European Syriac Union hosts conference in Brussels with Pontian Greek and Armenian representatives to mark 109th anniversary of Sayfo Genocide

BRUSSELS — On the 109th anniversary of the 1915 Sayfo Genocide committed by the Ottoman Empire against the Christian peoples in the territory under its control, the European Syriac Union (ESU) held a conference in the hall of St. John the Baptist Church in Brussels to discuss the events surrounding the genocide and pay tribute to the many lives lost.

The conference began with a welcome speech by journalist David Vergili, followed by a minute of silence in honor of the martyrs.

Subsequent speeches were delivered by ESU Co-Chair Fehmi Vergili, President of the Association of Pontian Greeks in Brussels (Association de Pontos Kamian ken Argos de Bruxelles) Sakis Sidiropoulos, and Head of the Committee of Armenians in Belgium Robert Unusyan. The leaders of the three institutions discussed progress made towards Sayfo recognition and outlined future steps, emphasizing the importance of collaborative efforts.

In the second segment, several attendees shared poignant stories passed down from their parents and grandparents, leaving a profound impact on the audience.

The third segment focused on the damage inflicted on Christian churches during the Sayfo. Father Fikri Gabriel, who has written a doctoral thesis on the genocide, spoke about the divisions between the Syriac (Aramean–Assyrian–Chaldean) Churches that significantly weakened the Syriac (Aramean–Assyrian–Chaldean) community. Father Habib Gejer addressed the ongoing consequences of Sayfo for the Syriac (Aramean–Assyrian–Chaldean) people, underscoring the need for unity.

“Syriac people, with their various historical names, are one people, and if we do not recognize this, our fate will be dissolution,” stated Father Musa Yaramish, calling for solidarity.

In the fourth segment, Syriac (Aramean–Assyrian–Chaldean) and Pontian Greek youth highlighted the importance of understanding their respective and joint history, particularly the Sayfo genocide.
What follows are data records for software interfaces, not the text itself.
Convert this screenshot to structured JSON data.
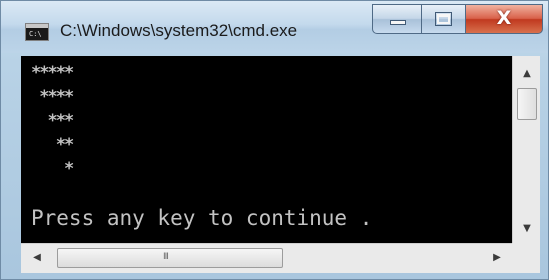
{
  "window": {
    "title": "C:\\Windows\\system32\\cmd.exe",
    "icon": "cmd-icon",
    "icon_text": "C:\\"
  },
  "controls": {
    "minimize_icon": "minimize-icon",
    "maximize_icon": "maximize-icon",
    "close_icon": "close-icon",
    "close_glyph": "X"
  },
  "console": {
    "lines": [
      "*****",
      " ****",
      "  ***",
      "   **",
      "    *"
    ],
    "prompt": "Press any key to continue ."
  },
  "scrollbars": {
    "up_glyph": "▲",
    "down_glyph": "▼",
    "left_glyph": "◀",
    "right_glyph": "▶",
    "grip": "III"
  },
  "colors": {
    "console_bg": "#000000",
    "console_text": "#c2c2c2",
    "close_button": "#c8452a"
  }
}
They stressed the need for the younger generation to continue commemorating the Sayfo martyrs to ensure global recognition.

The conference concluded with the recitation of the Lord’s Prayer by the priests and the 140 attendees.